Pay special attention to your bent knee (your right knee, if you followed our step-by-step instructions).

It should be stacked above the right ankle, pointing in the same direction your toes are pointing.

Make sure you check the angle of both parts of your body when you do the Extended Side Angle pose and watch also for the position of your pinky toe and front toes. 

If you’ve suffered from a shoulder injury before, place your top hand on your hip instead of lifting the arm up. You can also use a yoga block to aid you. 

Variations of Extended Side Angle Pose


There are some variations you can try for the Extended Side Angle or Utthita Parsvakonasanain your yoga practice. 

If you can’t easily touch your lower hand fingertips to the floor, you can use a yoga block or rest your forearm on the top of your bent knee’s thigh.

Then, press down with your forearm, so your bottom shoulder doesn’t crowd your neck. 

You can combine the Extended Side Angle pose with Reversed Warrior. Flow from Extended Side Angle to Reversed Warrior on exhale, and from Reversed Warrior to Extended Side Angle when you inhale. 

Your body weight will try to shift the ball of your front foot on Utthita Parsvakonasana. You can counteract this by lifting it and feeling the anchor of your back foot.

Make sure you resist the floor with your back foot, but also allow the top of your back thigh bone to sink into the hip deeper. Then let the ball of the front foot to rest back on the floor again. 

How To Teach Extended Side Angle Pose

To protect your yoga students from injury and help them achieve the best Extended Side Angle or Utthita Parsvakonasana pose, make sure the knees are held firmly in place.

Bending one leg and extending the other is a dual-action that lengthens your inner thighs and gluteal muscles, strengthening, in turn, your outer leg muscles. In addition, the hips should always remain stable.

Utthita Parsvakonasana is about extension and space. For example, students should lengthen along both sides of the body so the torso has room to open.

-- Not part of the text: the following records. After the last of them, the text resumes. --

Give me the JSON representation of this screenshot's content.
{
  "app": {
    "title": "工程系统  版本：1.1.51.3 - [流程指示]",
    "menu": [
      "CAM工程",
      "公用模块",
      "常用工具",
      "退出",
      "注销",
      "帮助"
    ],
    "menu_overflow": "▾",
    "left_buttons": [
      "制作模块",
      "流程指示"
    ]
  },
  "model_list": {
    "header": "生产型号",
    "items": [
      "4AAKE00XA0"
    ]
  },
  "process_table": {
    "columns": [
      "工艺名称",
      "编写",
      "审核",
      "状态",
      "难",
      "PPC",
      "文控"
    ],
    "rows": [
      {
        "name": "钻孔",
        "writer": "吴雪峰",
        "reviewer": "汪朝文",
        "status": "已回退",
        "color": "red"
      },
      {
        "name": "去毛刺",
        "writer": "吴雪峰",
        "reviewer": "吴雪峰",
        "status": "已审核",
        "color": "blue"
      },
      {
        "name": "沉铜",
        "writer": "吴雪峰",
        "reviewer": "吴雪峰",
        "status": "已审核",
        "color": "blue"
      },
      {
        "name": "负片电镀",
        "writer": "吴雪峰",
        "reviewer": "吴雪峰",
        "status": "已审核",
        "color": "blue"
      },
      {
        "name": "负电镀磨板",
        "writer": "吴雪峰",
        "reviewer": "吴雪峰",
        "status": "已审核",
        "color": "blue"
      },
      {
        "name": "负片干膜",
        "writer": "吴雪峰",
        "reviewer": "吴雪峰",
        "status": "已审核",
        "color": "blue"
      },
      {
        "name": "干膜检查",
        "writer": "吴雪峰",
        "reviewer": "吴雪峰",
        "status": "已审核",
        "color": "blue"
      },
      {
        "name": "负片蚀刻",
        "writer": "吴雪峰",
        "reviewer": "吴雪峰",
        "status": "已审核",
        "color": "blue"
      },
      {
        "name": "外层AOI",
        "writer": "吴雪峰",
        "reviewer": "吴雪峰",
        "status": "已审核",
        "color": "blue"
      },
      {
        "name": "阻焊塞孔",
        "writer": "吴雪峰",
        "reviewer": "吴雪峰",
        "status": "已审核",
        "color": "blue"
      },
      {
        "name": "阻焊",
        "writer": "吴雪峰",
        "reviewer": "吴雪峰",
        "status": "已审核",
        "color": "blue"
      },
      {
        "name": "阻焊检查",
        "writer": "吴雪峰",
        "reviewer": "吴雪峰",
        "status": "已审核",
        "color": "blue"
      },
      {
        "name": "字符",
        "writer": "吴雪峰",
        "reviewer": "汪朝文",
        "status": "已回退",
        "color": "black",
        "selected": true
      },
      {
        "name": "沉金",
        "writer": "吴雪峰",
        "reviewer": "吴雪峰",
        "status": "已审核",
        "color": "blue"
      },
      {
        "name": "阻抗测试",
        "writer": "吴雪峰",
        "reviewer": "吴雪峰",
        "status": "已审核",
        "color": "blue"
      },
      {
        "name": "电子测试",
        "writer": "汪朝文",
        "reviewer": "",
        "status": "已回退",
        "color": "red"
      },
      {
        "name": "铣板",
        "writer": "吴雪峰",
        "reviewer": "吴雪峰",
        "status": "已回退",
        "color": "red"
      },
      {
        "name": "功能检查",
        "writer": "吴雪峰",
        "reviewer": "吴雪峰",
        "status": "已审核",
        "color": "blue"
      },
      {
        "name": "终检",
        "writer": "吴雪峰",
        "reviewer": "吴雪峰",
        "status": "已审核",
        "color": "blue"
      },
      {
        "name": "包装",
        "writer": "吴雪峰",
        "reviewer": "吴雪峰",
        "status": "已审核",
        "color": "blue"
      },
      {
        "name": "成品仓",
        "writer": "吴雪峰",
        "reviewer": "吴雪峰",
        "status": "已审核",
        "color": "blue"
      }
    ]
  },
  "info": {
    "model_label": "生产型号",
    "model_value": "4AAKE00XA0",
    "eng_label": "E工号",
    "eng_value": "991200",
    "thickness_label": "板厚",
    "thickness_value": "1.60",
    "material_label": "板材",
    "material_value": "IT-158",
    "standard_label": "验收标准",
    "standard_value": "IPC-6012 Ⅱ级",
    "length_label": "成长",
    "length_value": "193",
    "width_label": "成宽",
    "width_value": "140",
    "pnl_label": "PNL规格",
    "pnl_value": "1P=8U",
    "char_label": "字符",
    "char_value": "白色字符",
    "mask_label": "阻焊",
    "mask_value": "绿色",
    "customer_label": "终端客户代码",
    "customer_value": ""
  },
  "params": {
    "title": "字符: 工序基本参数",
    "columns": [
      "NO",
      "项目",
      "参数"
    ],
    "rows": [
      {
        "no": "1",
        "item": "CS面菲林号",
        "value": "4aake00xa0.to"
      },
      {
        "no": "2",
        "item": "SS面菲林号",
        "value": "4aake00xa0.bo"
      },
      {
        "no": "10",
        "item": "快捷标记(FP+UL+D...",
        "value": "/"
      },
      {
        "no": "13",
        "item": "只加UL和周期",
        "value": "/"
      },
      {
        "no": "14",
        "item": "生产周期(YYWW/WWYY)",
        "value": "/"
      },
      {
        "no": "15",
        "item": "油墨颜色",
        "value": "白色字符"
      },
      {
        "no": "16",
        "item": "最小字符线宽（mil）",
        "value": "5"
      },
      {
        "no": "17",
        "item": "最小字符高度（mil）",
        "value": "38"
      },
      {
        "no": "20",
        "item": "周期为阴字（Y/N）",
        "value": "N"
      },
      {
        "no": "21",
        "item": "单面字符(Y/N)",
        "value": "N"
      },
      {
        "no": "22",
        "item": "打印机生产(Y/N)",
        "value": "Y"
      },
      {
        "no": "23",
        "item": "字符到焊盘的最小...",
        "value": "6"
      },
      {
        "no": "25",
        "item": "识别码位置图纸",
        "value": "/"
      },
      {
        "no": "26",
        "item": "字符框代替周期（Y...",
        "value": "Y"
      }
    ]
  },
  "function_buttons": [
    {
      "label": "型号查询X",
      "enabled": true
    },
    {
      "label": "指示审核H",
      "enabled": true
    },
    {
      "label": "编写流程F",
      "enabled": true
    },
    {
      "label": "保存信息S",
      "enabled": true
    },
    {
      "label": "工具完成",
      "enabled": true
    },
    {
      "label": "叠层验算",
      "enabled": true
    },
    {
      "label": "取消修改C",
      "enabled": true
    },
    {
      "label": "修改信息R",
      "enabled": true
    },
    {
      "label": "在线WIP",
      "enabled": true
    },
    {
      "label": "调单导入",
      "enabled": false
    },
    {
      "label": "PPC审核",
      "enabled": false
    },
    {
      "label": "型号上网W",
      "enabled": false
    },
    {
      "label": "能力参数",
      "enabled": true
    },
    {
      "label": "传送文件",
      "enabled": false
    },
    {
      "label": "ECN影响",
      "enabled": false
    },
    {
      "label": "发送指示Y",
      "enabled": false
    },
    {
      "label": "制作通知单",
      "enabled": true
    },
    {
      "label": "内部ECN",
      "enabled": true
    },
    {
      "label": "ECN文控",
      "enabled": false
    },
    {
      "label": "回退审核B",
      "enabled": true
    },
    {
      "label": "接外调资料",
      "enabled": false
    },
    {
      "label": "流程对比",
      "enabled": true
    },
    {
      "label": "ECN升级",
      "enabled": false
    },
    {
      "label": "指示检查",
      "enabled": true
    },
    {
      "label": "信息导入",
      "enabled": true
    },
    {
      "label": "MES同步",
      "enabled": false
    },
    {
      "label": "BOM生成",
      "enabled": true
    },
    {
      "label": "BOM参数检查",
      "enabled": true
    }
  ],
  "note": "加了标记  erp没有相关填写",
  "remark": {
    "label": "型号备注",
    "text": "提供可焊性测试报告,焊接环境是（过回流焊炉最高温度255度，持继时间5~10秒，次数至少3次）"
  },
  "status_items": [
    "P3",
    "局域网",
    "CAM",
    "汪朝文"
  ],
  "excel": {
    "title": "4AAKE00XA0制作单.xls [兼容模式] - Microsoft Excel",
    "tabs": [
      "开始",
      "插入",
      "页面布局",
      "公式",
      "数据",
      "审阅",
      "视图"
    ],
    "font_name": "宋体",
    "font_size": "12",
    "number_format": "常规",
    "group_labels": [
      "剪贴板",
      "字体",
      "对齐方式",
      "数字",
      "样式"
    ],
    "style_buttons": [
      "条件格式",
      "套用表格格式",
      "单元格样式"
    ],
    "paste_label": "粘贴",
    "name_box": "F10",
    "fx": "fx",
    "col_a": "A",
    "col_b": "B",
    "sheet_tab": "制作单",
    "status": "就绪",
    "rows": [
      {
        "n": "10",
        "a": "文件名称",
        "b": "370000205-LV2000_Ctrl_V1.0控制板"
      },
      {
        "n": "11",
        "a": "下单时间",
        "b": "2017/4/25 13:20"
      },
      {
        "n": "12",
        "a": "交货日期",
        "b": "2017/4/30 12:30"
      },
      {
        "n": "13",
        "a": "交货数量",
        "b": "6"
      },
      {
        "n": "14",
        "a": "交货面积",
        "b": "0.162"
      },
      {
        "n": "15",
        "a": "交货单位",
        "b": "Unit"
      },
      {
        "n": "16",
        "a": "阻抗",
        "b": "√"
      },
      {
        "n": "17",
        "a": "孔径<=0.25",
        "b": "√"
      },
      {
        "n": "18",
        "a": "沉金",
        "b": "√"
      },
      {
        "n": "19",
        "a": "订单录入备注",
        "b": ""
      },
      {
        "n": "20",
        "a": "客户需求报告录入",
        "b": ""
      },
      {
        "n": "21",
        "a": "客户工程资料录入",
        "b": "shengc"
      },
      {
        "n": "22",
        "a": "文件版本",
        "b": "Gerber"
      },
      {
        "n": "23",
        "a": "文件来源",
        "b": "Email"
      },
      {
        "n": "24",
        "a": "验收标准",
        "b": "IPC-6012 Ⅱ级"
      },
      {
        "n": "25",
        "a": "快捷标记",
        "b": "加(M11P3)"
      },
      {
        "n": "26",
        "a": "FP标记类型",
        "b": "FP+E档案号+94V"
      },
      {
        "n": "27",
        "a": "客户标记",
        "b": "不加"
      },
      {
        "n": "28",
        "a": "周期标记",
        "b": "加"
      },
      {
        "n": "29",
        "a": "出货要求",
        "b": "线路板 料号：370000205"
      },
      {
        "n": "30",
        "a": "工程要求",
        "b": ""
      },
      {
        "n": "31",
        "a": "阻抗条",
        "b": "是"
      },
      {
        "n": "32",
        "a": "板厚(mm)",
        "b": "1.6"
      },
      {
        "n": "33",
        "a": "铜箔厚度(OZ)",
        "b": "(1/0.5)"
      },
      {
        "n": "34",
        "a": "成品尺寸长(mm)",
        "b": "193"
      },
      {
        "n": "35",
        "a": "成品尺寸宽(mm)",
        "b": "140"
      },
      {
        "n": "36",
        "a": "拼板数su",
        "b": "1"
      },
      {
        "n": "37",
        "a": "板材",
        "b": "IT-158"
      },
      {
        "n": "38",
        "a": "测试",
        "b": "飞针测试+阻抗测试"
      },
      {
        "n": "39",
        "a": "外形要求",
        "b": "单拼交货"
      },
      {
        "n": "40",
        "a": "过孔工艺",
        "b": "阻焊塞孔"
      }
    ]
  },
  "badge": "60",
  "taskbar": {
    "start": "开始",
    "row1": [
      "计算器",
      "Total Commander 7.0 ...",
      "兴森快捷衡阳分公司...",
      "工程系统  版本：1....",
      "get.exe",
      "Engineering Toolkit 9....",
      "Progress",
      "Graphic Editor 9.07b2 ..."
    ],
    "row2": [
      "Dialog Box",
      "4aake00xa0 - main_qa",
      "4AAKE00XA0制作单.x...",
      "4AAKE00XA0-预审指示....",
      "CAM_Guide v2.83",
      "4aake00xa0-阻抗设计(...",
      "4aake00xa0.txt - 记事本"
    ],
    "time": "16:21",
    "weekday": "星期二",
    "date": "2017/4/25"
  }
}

One way to aid in this is to place the supporting hand on the floor or a yoga block so they can fully extend the upper arm.

The way to tell if the Extended Side Angle is working is to feel an opening across the chest and collarbones. 

Accessories for Utthita Parsvakonasana or Extended Side Angle Pose

You can use the following accessories to help you in your Extended Side Angle pose:


The Extended Side Angle pose or Utthita Parsvakonasana is a perfect yoga pose for practicing engagement and presence.

This content was created by If you see this on another site, it has been stolen.

This posture can stretch:

  • Your legs (right leg, left leg, right knee, left knee, right ankle, left ankle, and toes)
  • Arms (right arm and left arm)
  • Hips (right hip and left hip)
  • Shoulders (right shoulder and left shoulder)
  • Armpits (right armpit and left armpit)
  • Elbows (right elbow and left elbow)
  • Abdominal muscles, and torso and make you feel more invigorated. 

You should practice the Extended Side Angle pose to fight fatigue and boost energy, especially if you spend long periods of time sitting in front of a computer.

If you do this pose correctly, you will feel your lower and upper body stretch and also feel more confident and empowered. 

Inspirational Quote Of The Day

"Yoga is not about touching your toes, it’s about what you learn on the way down."

Jigar Gor

Latest posts by Hermillis (see all)
Was this article helpful?